A Nissan Leaf will take 10 hours to fully charge at a standard wall plug, five hours from a specialised charger — but only 10-30 minutes at a fast charging station. Photo / Supplied
4 Saving $ on running costs
The cost savings on fuel from an EV can be huge. Magnusson has had a Nissan Leaf for two years and, by using a timer in the vehicle to charge it after 11pm when rates are cheaper, he gets about 5000km of driving for $100 of electricity.
To travel that distance in my Mazda 6 I’d be looking at about $700 for petrol. “The cost of a cup of coffee will largely get me through my week’s worth of motoring,” says Magnusson.
The Government has made EVs exempt from paying Road User Charges to encourage their uptake — and that helps keep their running costs down — but at some stage that will change.
The other side of the equation is that the purchase price for an EV is high for a lot of people. You can find a used Leaf for upwards of $12,000 while new options range from about $60,000+.
As depreciation on the initial outlay contributes significantly to running cost calculations, they’re considered as more expensive than a petrol-fuelled car.
However, as the number of EVs being produced worldwide increases, these prices will likely come down.
5 How long do they take to charge?
This varies between vehicles and what type of charger you are using.
For Magnusson’s Nissan Leaf it would take about 10 hours to fully charge if he was using a standard wall plug compared to five hours from the specialised unit he had installed on the outside of his home.
If you are using a fast-charging station (and more are appearing around the country), it can take 10-30 minutes to recharge.
6 Do they need special maintenance?
EVs are cars and so you still need to get your regular WoF inspection and replace things such as tyres, wiper blades, brakes, etc.
In terms of what’s under the hood there are a lot less parts than in an internal combustion engine; so there is less to wear out or break.
You don’t need to go to some sort of special EV mechanic (although Tesla is a slightly different story) and Magnusson takes his Leaf to the same garage he has used for his other vehicles.
7 What happens when the battery needs replacing?
This is a question that a lot of non-EV owners have.

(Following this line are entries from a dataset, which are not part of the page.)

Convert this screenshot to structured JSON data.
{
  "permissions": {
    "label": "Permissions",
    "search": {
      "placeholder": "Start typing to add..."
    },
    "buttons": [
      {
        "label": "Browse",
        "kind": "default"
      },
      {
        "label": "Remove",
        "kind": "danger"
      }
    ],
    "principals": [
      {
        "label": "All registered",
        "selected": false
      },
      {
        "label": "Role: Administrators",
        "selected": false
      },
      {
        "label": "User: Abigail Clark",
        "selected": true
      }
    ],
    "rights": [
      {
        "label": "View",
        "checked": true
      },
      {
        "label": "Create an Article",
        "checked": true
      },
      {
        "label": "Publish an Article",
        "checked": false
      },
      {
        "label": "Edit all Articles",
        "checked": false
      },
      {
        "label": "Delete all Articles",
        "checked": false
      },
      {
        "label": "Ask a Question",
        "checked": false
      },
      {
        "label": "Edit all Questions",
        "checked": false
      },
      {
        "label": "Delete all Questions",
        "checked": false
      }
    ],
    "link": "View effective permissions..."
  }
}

It’s a a tough one to answer as none of the owners I talked to had needed to replace a battery — or known anyone in New Zealand who has.
The reality is that the batteries in the vehicles do degenerate over time and this will reduce the amount of charge they can hold.
It’s hard to put a timeframe on how long this will take to happen as the amount of driving, the type of driving and even the climate can affect how well batteries last.
If you keep an EV long enough, a point will come when the battery needs replacing and Magnusson says replacement batteries overseas can cost from $5000-$10,000.
The good news is that battery technology is improving so putting in a new battery in the future would mean you could travel further than in the original model.
8 You don’t have to have a garage
A lot of the owners I spoke to do not have a garage at home but that hasn’t stopped them being able to charge overnight.
Some have had an electrician set up a charging box on the outside of their house (costing about $1000) while others just use an indoor socket, and use the vehicle’s charging cord to connect through a window.
9If you can plug in your cellphone to charge, you can charge an EV
There is nothing complex about pulling into a service station and filling up a car with fuel.
It’s just as straightforward to fill up an EV. You simply pop open the cover like you would for fuel and plug in a charging cord.
It’s just like a supersized version of charging your phone or laptop — nothing fiddly or complex.
10 What is it that makes owners love their EVs so much?
If you spend any time with an EV owner, you will quickly find out how passionate they are about their vehicles.
For some it is due to the environmental benefits of zero emissions, while for others it is more about getting an equivalent of 30c per litre fuel cost savings or reducing reliance on oil from overseas.
One owner summed it up by saying that every time she heard the “click” of the plug when she charged her car, it made her feel good.